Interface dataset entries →
--------------------------------------------------
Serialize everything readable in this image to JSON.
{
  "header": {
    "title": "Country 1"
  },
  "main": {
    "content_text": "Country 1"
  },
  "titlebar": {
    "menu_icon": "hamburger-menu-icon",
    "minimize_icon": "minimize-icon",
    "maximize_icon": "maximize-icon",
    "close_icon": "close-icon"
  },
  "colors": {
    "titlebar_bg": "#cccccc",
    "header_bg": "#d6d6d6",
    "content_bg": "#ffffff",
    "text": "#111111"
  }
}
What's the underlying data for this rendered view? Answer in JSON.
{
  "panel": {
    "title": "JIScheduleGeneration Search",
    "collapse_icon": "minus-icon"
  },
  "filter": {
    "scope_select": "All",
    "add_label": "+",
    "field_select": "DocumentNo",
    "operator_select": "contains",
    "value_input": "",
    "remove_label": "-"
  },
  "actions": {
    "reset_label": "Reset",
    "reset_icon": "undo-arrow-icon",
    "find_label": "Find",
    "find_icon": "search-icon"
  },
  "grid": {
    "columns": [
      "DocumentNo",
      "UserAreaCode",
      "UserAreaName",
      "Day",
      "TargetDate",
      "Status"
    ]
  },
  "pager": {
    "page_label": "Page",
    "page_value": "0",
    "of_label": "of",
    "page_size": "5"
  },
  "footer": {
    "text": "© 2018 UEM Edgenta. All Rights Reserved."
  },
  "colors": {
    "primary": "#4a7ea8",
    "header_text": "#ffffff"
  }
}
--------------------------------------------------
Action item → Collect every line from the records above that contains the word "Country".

Task response →
    "title": "Country 1"
    "content_text": "Country 1"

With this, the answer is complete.